Advances can be achieved by means of improved measuring instruments as well as corresponding responsive contrast agents, which translate biological processes into suitable signals that the scientists can read out. Under the supervision of Prof. Dr. Gil Gregor Westmeyer, a team at the Helmholtz Zentrum München with first authors Dr. Anurag Mishra and Dr. Giorgio Pariani has now described two new molecular sensors in the two papers. In the future, using these sensors in magnetic resonance imaging and optoacoustic imaging should make it possible to observe changes in the concentrations of the central signal molecule calcium deep inside the tissue.
In optoacoustic (or photoacoustic) imaging, laser pulses locally heat the target area, which causes a short-term expansion of the tissue leading to ultrasonic signals. The scientists then acquire these signals with an appropriate transducer and ‘translate’ them into three-dimensional images – without any radiation exposure. “It took a trick to make calcium molecules visible, which for example enter nerve cells during neuronal activity,” explains study leader Westmeyer. “We were able to develop a molecule that selectively binds to calcium ions and then changes its color – its absorption spectrum,” the scientist continues. “This molecule ensures that we always see a signal change on the screen when the calcium concentration changes.”
The scientists also see great promise for their second molecule: This is also a binding partner for metal ions, but its structure and possible applications differ. “We use a somewhat more complex procedure for this approach,” explains study leader Westmeyer. “The molecule that we use is labeled with C13 carbon atoms and is additionally hyperpolarized before use.” The doctor uses this term to describe a procedure that is used for synchronization of nuclear spins, which then leads to especially strong signals in magnetic resonance imaging (MRI). When calcium binds to the hyperpolarized molecule, it changes the frequency at which the molecule resonates in MRI, similar to the way a tone sounds on a string instrument.

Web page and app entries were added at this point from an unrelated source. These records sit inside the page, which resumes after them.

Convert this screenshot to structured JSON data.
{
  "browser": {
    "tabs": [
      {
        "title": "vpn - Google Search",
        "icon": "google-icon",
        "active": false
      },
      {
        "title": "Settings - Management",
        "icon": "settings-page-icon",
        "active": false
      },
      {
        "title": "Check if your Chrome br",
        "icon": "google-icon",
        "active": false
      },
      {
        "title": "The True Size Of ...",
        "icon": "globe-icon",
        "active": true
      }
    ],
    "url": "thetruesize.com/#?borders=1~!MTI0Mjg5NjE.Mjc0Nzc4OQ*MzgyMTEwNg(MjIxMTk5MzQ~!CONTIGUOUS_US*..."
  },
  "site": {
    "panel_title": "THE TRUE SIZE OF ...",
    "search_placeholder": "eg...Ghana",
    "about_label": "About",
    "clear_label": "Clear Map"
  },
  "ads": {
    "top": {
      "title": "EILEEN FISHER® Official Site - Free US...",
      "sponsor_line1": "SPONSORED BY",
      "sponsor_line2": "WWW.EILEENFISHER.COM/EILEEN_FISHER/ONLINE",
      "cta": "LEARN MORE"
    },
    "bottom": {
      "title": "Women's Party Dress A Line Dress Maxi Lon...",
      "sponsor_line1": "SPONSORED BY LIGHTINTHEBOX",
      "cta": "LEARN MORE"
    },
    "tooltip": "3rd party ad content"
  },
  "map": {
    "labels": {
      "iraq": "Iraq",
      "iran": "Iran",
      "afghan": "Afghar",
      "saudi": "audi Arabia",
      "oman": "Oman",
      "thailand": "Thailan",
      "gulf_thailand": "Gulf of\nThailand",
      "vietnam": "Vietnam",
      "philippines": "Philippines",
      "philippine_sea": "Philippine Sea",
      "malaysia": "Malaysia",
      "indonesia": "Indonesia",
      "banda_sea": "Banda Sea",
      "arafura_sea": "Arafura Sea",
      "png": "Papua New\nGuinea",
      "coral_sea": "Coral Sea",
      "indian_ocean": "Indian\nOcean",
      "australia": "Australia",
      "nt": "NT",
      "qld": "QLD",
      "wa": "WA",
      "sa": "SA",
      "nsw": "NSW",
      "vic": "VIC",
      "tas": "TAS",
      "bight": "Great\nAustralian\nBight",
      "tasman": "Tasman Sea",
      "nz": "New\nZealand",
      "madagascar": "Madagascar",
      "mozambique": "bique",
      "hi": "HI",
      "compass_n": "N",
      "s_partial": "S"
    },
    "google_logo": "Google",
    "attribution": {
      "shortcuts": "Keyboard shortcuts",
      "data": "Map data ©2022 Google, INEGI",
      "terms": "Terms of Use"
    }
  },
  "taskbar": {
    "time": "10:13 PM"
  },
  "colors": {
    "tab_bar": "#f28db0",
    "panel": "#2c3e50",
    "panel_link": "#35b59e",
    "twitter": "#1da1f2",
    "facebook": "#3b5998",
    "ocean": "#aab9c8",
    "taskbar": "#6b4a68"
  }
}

Zinc, another biomedically important metal ion that, for example, is released along with insulin, generates a different tone. “The hyperpolarization of the new contrast media sensor allows us to increase the visibility of calcium and similar ions by a factor of ten to a hundred,” Westmeyer explains the improvement. “We think that cardiovascular and neuroscientific research are two possible fields of application.”